The media has recently been reporting apparently unprecedented heat in Central Australia in the context of human-caused climate change. But is the current heat wave, with extended periods of days above 40oC at Alice Springs really unprecedented? To answer this question it is necessary to examine the data.
There are two sites at Alice Springs for which readily accessible temperature data are available. The first is the Alice Springs Post Office commencing in 1878 and ceasing in 1953; the other is the Alice Springs airport commencing in 1941 and currently the official observing site for Alice Springs. The sites are about 10 km apart; the difference in January monthly mean maximum temperatures between the sites during the period of common observations (1943-53) was 0.2oC with the airport being the warmer of the two.
For the airport site the January monthly mean maximum temperature for all years of record (1942-2012) is 36.2oC. The monthly mean January maximum temperature for all years (1879-1953) at the Post Office is 0.3oC cooler at 35.9oC. The impression is that, when combined, we have a relatively homogeneous maximum temperature record for Alice Springs that spans 134 years.
The airport site is the basis for conclusions being drawn that warming has occurred during the second half of the 20th century. The 95th percentile for the monthly mean maximum temperature data is 39.0oC; five years exceeded this value making the hottest Januarys 1994, 1999, 2004, 2006 and 2008, all in recent decades. The warmest year (2006 with a monthly mean of 40.0oC) started with 12 consecutive days above 40oC and with a subsequent 4 days above 40oC. To date, 2013 is up with these previously hot months having experienced the first 14 days with temperatures reaching 40oC or above. On these data alone one might conclude central Australia has been getting hotter.
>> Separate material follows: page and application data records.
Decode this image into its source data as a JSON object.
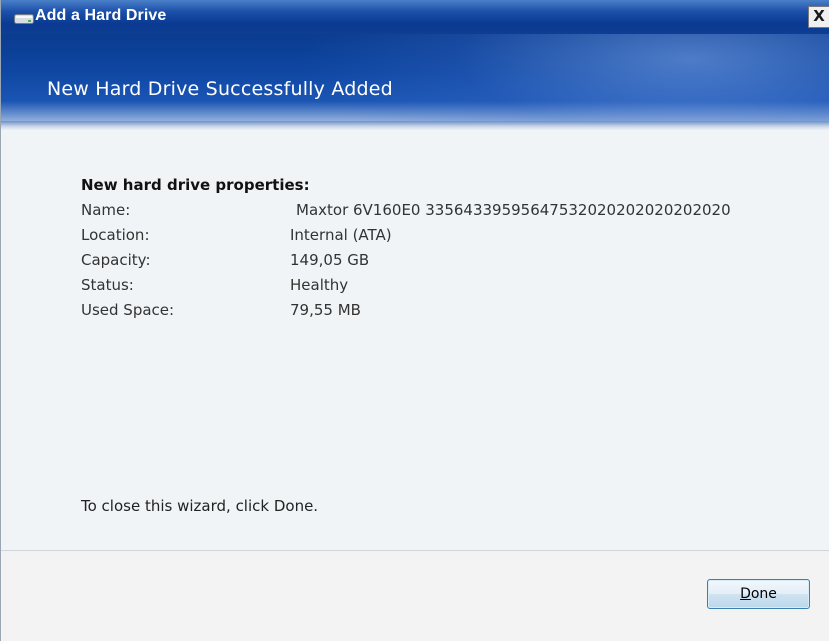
{
  "window": {
    "title": "Add a Hard Drive",
    "close_glyph": "X"
  },
  "banner": {
    "title": "New Hard Drive Successfully Added"
  },
  "properties": {
    "heading": "New hard drive properties:",
    "rows": [
      {
        "label": "Name:",
        "value": "Maxtor 6V160E0 33564339595647532020202020202020"
      },
      {
        "label": "Location:",
        "value": "Internal (ATA)"
      },
      {
        "label": "Capacity:",
        "value": "149,05 GB"
      },
      {
        "label": "Status:",
        "value": "Healthy"
      },
      {
        "label": "Used Space:",
        "value": "79,55 MB"
      }
    ]
  },
  "hint": "To close this wizard, click Done.",
  "footer": {
    "done_label_first": "D",
    "done_label_rest": "one"
  },
  "icons": {
    "title": "hard-drive-icon"
  },
  "colors": {
    "titlebar": "#0a3a91",
    "banner": "#0f47a3",
    "content_bg": "#f1f4f7",
    "button_border": "#3c7fb1"
  }
}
The Post Office data, however, show a quite different picture. The 95th percentile value is 39.3oC, or 0.3oC warmer than for the airport. The hottest years from the Post Office record were 1879, 1881, 1887 and 1881, all in the late 19th century. The hottest year in the Post Office record was 1887 and had 11 days above 40oC, a brief respite then another 10 days above 40oC. Taken in isolation the Post Office record would suggest a very warm late 19th century with a cooling trend since.
When we plot the monthly mean data for both sites an extended pattern of cooling followed by warming emerges. Temperatures are now only recovering to the values of the late 19th century.
It is unfortunate that the Australian government has not considered it sufficiently important to digitise and make publicly accessible all of the meteorological records from earlier years. The Bureau of Meteorology website has a range of important statistics about changing climate but most are generated from data subsequent to 1910 and based on a digitised selection of those recorded. As a consequence, statements based on the post-1910 data that suggest an ongoing warming trend are incomplete and likely misleading.
There is fragmentary accessible data (such as the above for Alice Springs) and much anecdotal evidence to suggest that during the late 19th century over central Australia, western New South Wales and South West Queensland the temperatures were as warm as or warmer than for recent decades. Without ready access to the existing earlier meteorological data a faulty picture of a warming Australian climate is portrayed in official statements. However, based on the Alice Springs data, a coming period of cooling cannot be discounted.